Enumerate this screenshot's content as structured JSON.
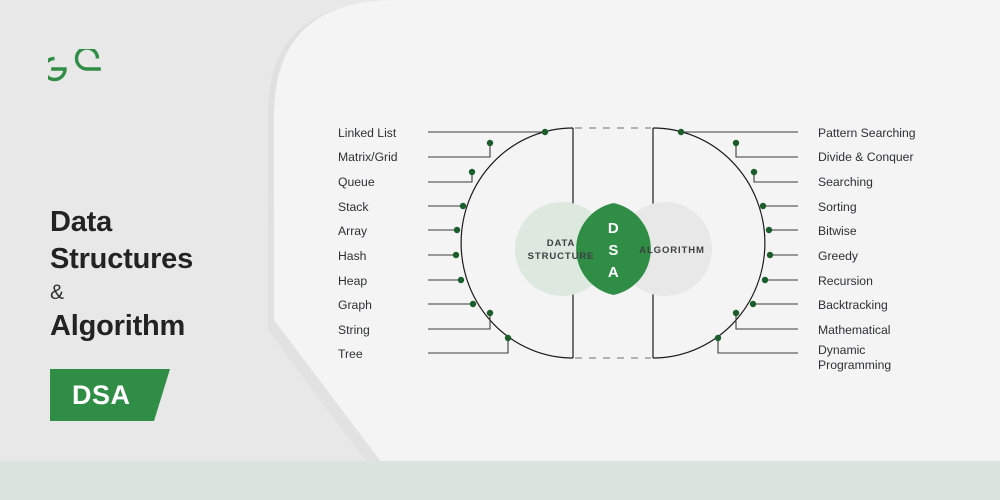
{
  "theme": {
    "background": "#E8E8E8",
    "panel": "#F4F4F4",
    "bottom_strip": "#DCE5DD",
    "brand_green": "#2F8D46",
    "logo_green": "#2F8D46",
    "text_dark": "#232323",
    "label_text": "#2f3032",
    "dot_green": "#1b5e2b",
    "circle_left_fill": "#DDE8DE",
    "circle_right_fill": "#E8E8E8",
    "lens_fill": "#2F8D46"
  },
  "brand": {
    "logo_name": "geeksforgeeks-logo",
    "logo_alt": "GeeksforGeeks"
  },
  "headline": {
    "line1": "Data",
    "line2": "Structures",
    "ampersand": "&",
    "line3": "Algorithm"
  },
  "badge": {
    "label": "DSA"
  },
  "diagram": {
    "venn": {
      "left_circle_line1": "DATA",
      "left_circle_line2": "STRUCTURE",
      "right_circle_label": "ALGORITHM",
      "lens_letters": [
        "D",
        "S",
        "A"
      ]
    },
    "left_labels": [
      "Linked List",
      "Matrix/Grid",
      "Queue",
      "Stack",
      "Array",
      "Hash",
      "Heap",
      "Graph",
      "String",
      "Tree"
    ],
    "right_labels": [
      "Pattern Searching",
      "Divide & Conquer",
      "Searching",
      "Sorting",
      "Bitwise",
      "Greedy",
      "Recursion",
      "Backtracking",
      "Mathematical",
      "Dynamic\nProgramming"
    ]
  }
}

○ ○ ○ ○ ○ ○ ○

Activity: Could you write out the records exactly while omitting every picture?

Response:
Enumerate this screenshot's content as structured JSON.
{
  "theme": {
    "background": "#E8E8E8",
    "panel": "#F4F4F4",
    "bottom_strip": "#DCE5DD",
    "brand_green": "#2F8D46",
    "logo_green": "#2F8D46",
    "text_dark": "#232323",
    "label_text": "#2f3032",
    "dot_green": "#1b5e2b",
    "circle_left_fill": "#DDE8DE",
    "circle_right_fill": "#E8E8E8",
    "lens_fill": "#2F8D46"
  },
  "brand": {
    "logo_name": "geeksforgeeks-logo",
    "logo_alt": "GeeksforGeeks"
  },
  "headline": {
    "line1": "Data",
    "line2": "Structures",
    "ampersand": "&",
    "line3": "Algorithm"
  },
  "badge": {
    "label": "DSA"
  },
  "diagram": {
    "venn": {
      "left_circle_line1": "DATA",
      "left_circle_line2": "STRUCTURE",
      "right_circle_label": "ALGORITHM",
      "lens_letters": [
        "D",
        "S",
        "A"
      ]
    },
    "left_labels": [
      "Linked List",
      "Matrix/Grid",
      "Queue",
      "Stack",
      "Array",
      "Hash",
      "Heap",
      "Graph",
      "String",
      "Tree"
    ],
    "right_labels": [
      "Pattern Searching",
      "Divide & Conquer",
      "Searching",
      "Sorting",
      "Bitwise",
      "Greedy",
      "Recursion",
      "Backtracking",
      "Mathematical",
      "Dynamic\nProgramming"
    ]
  }
}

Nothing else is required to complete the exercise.